There are a few items to highlight. First, the company changed its financing option which altered how it accounts for its use of interest rate swaps. This means that swaps are now recorded on the income statement. For the third quarter, that’s about $1 million or 10 cents a share. As I see, this is merely an accounting issue and it doesn’t impact the company’s business.
Well, there is one important impact on NICK’s business and that is the company was able to cut its financing expenses in the third quarter. Interest expense dropped to $1.27 million from $1.43 million in the second quarter. Under the company’s line for “Average Cost of Borrowed Funds,” the decrease is from 5.45% to 4.87%. That’s good to see. Personally, I hate dealing in GAAP/ non-GAAP jazz, but I’ll do it if there’s a real benefit.
According to Peter L. Vosotas, Chairman and CEO, “the business climate remains challenging, auto sales are still well below historical levels and the employment outlook continues to weaken. We expect to see some seasonal improvement in our business during the fourth quarter but remain very cautious about the coming year, as we believe the recessionary pressures embedded in the economy will not subside in the near-term.
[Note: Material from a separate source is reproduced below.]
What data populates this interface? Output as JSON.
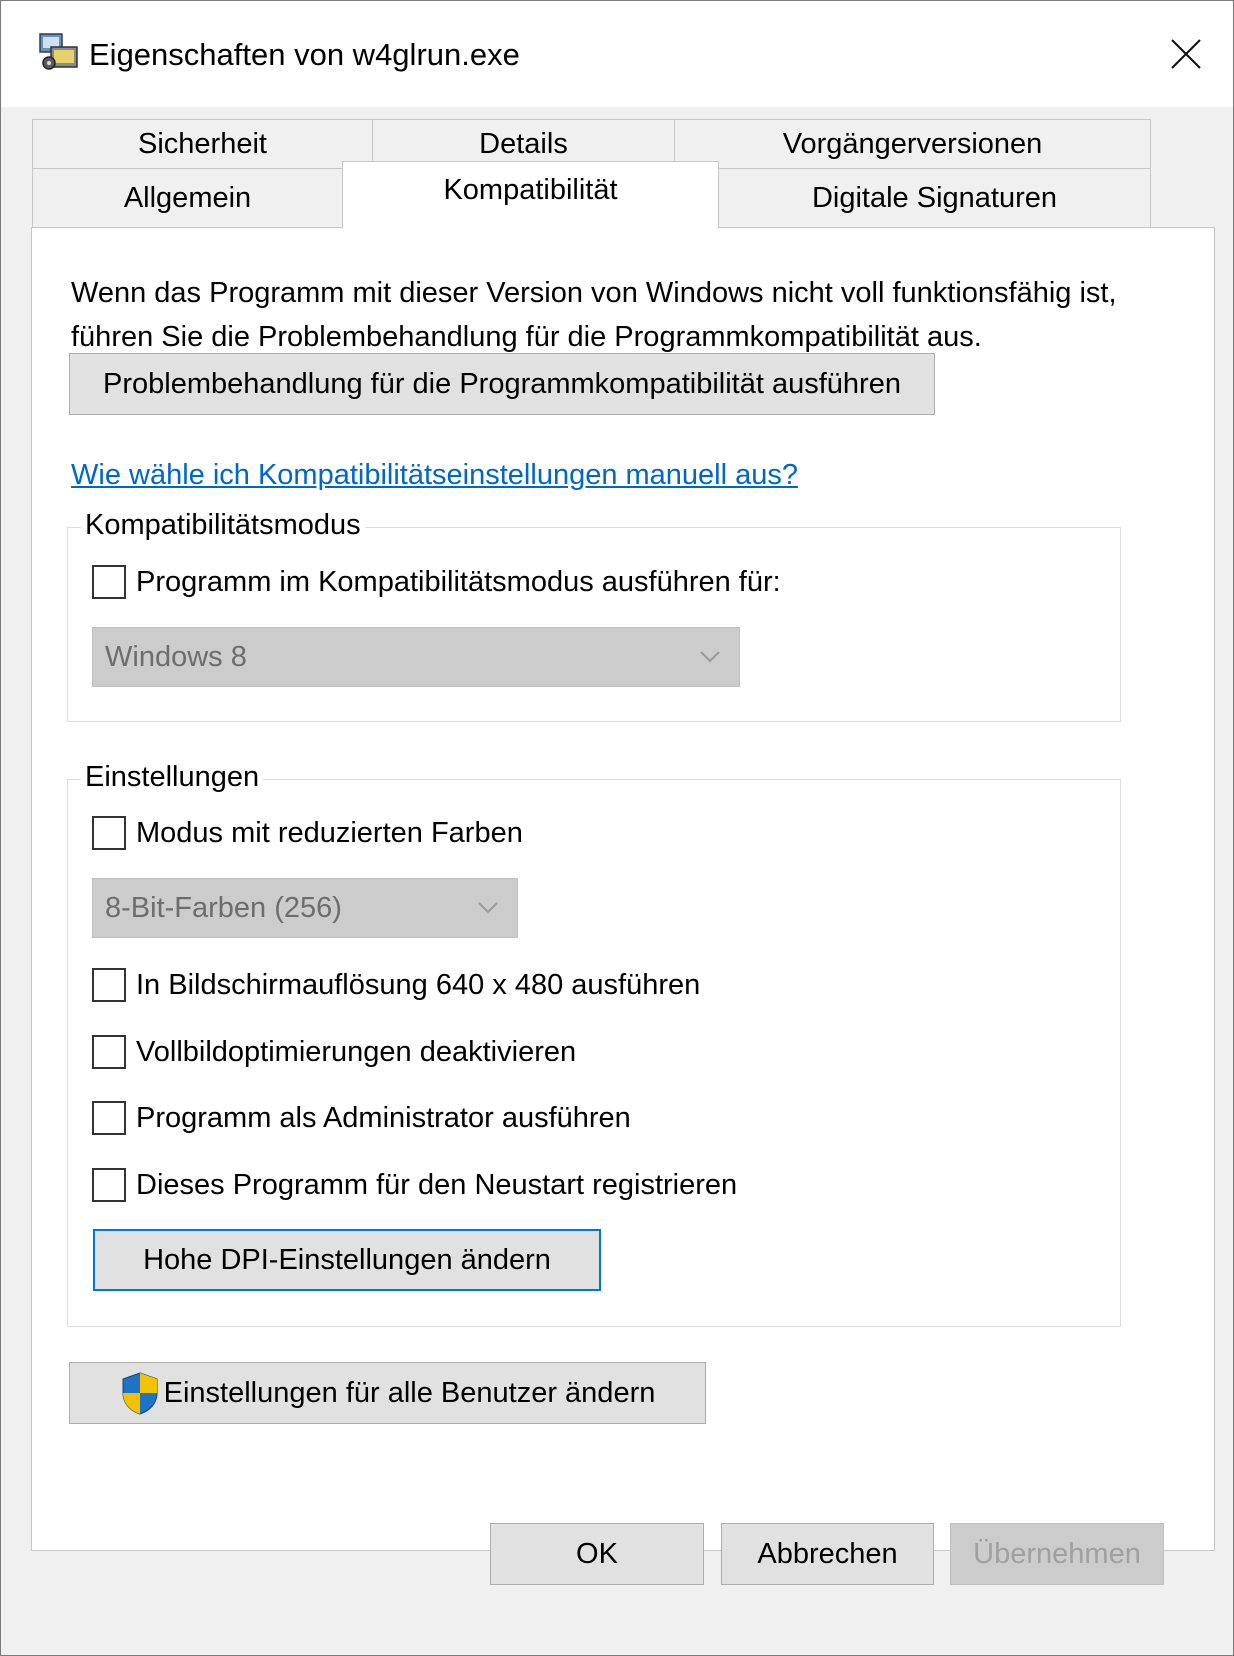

During the last two quarters we have been tightening our credit underwriting guidelines in response to market conditions. We continue to evaluate markets in which we operate in and we do not anticipate any significant change from our branch-based methodology. Due to a combination of tighter underwriting guidelines and a significant slow down in auto sales during the three months ended December 31, 2008, we have reduced the size of our loan portfolio by approximately $2.6 million and also decreased our credit line outstanding by approximately $4.6 million.”
The key line to watch is provision for credit losses. That dropped from $5.1 million last quarter to 4.6 million this quarter. That’s high but moving in the right direction. As a percentage of “average finance receivables, net of unearned interest” credit losses dropped from 9.66% last quarter to 8.77% in the third quarter.
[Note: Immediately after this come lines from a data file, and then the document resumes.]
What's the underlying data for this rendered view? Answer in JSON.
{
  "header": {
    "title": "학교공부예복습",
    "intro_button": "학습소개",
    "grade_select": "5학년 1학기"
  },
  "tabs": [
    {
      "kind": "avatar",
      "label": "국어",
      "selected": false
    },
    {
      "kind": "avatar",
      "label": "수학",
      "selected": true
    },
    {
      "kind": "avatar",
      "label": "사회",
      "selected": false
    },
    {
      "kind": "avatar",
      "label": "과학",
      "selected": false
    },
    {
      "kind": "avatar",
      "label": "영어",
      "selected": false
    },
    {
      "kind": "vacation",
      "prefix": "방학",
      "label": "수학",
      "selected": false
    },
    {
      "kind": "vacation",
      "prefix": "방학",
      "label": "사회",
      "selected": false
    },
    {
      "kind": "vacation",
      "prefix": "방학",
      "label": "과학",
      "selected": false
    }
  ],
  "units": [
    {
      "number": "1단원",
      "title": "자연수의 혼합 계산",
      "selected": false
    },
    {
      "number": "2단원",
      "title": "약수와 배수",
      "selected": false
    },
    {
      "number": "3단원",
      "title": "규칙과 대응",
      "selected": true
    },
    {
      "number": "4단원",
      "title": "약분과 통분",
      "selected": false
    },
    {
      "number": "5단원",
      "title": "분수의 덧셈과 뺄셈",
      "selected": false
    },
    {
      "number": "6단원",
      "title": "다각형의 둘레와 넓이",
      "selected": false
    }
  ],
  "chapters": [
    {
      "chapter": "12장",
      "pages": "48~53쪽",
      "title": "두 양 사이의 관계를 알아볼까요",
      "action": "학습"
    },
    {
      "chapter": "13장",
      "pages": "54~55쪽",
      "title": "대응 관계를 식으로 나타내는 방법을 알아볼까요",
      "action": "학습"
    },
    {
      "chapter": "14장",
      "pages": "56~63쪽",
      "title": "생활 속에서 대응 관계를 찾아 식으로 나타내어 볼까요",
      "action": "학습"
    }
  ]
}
This was a decent quarter and if NICK keeps it up, they could be in great shape by next year.
Disclosure: Long NICK